Citizens march for water
Hundreds join in 800-kilometer march to demand the government declare access to clean water a human right.
Several hundred protesters marched 800 kilometers (500 miles) to Lima from the northern highland city of Cajamarca, the center of unrest over a contentious mining project, to demand that the government guarantee access to clean and safe water for the country’s citizens.
Marco Arana, former priest and head of the Land and Liberty Movement, and one of the organizers of the Feb. 1-10 march, said one of the demonstrators’ demands was for the government to amend the constitution to declare water a human right and ban mining in riverheads and near glaciers as well as the use of mercury and cyanide in these operations.
The two chemicals are used to extract minerals, particularly gold, from ore.
“The state should guarantee access to clean drinking water to all its citizens,” Arana told newspaper La República.
José de Echave, member of the nongovernmental environmental organization CooperAccion, said that the march helped bring the issue into public discussion and that it is “important for any sustainable development strategy.”
Gregorio Santos, president of the Cajamarca region, said that the march is bringing more visibility to risks in mining. Cajamarca is home to Minera Yanacocha, owned by US company Newmont Mining, Peru’s Buenaventura and the International Finance Corporation, and which operates one of the world’s largest gold mines.
The local population has been protesting the Conga, a massive, proposed gold-copper project, citing threats to local water resources, since the company plans using four lagoons that the populations depend on. The company proposed building the communities new lagoons, but the residents argued that these artificial water bodies wouldn’t have the irreplaceable ecosystem of the natural one.
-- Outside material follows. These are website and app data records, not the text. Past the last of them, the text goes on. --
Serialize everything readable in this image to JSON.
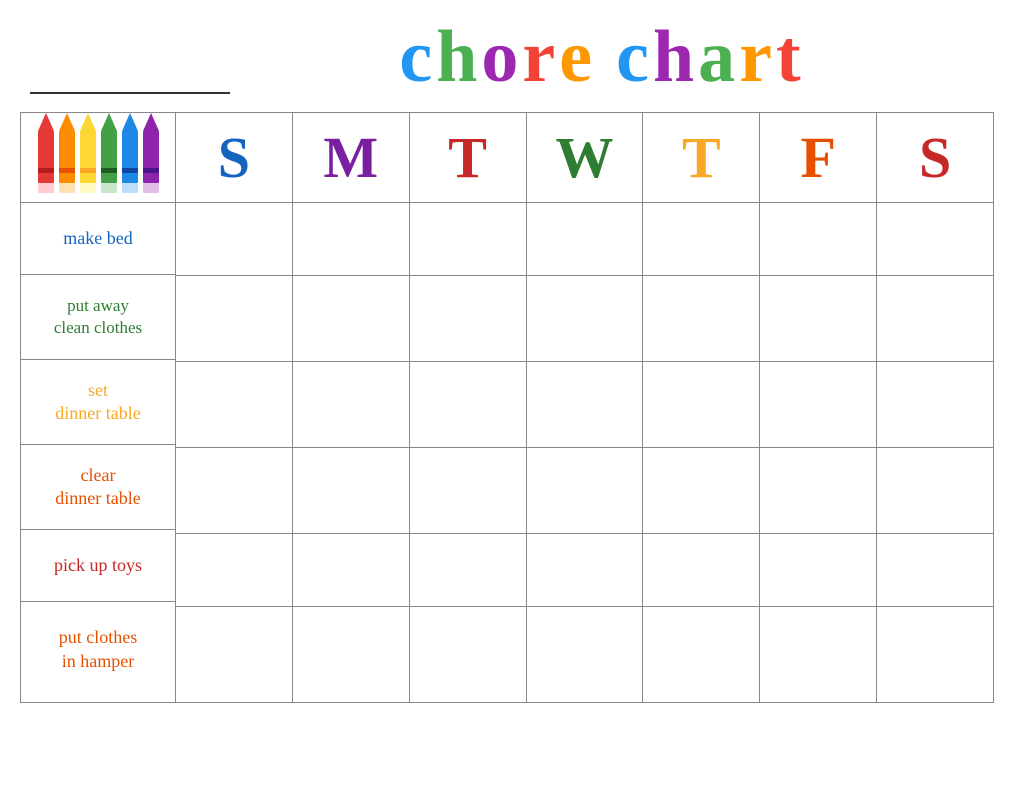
{
  "header": {
    "title_letters_word1": [
      "c",
      "h",
      "o",
      "r",
      "e"
    ],
    "title_letters_word2": [
      "c",
      "h",
      "a",
      "r",
      "t"
    ],
    "title_colors_word1": [
      "#1565C0",
      "#2E7D32",
      "#7B1FA2",
      "#C62828",
      "#E65100"
    ],
    "title_colors_word2": [
      "#1565C0",
      "#7B1FA2",
      "#2E7D32",
      "#E65100",
      "#C62828"
    ]
  },
  "crayons": [
    {
      "color": "#E53935",
      "label": "red"
    },
    {
      "color": "#FB8C00",
      "label": "orange"
    },
    {
      "color": "#FDD835",
      "label": "yellow"
    },
    {
      "color": "#43A047",
      "label": "green"
    },
    {
      "color": "#1E88E5",
      "label": "blue"
    },
    {
      "color": "#8E24AA",
      "label": "purple"
    }
  ],
  "days": {
    "headers": [
      "S",
      "M",
      "T",
      "W",
      "T",
      "F",
      "S"
    ],
    "colors": [
      "#1565C0",
      "#7B1FA2",
      "#C62828",
      "#2E7D32",
      "#F9A825",
      "#E65100",
      "#C62828"
    ]
  },
  "chores": [
    {
      "label": "make bed",
      "color": "#1565C0"
    },
    {
      "label": "put away\nclean clothes",
      "color": "#2E7D32"
    },
    {
      "label": "set\ndinner table",
      "color": "#F9A825"
    },
    {
      "label": "clear\ndinner table",
      "color": "#E65100"
    },
    {
      "label": "pick up toys",
      "color": "#C62828"
    },
    {
      "label": "put clothes\nin hamper",
      "color": "#E65100"
    }
  ]
}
The government had hastily approved the project’s environmental impact study, but a review of an evaluation made in November by the Ministry of Environment showed large omissions, such as an assessment of the potential impact on water resources. President Ollanta Humala defended the project, even though during his campaign he vowed to put water rights ahead of extractive industry.
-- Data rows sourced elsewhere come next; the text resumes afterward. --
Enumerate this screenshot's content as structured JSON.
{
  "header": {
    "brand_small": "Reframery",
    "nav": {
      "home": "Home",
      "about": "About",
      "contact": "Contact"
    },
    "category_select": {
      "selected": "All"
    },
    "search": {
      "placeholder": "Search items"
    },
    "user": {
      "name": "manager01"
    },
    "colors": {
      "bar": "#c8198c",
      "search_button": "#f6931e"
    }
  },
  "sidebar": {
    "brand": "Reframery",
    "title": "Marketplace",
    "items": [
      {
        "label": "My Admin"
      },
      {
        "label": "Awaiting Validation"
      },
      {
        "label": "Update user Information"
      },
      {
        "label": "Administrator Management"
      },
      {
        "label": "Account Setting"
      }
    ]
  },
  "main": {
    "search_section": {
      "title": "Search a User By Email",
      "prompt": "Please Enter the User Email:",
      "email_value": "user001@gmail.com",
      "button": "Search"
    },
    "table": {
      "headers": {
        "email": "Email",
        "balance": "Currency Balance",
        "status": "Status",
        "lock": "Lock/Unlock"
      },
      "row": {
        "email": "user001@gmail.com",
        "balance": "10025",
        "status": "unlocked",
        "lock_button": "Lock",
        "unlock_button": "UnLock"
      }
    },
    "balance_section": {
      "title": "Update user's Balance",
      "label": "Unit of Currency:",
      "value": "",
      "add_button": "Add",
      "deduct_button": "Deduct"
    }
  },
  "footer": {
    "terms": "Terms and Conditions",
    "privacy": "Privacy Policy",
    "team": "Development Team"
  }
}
The project has been stalled as a result of protests and dispute, and Humala’s first Cabinet resigned, which “will go down in history as the first mining conflict that in Peru and Latin America brought down an entire Cabinet and meant a shift in the government’s political orientation,” said de Echave. —Latinamerica Press.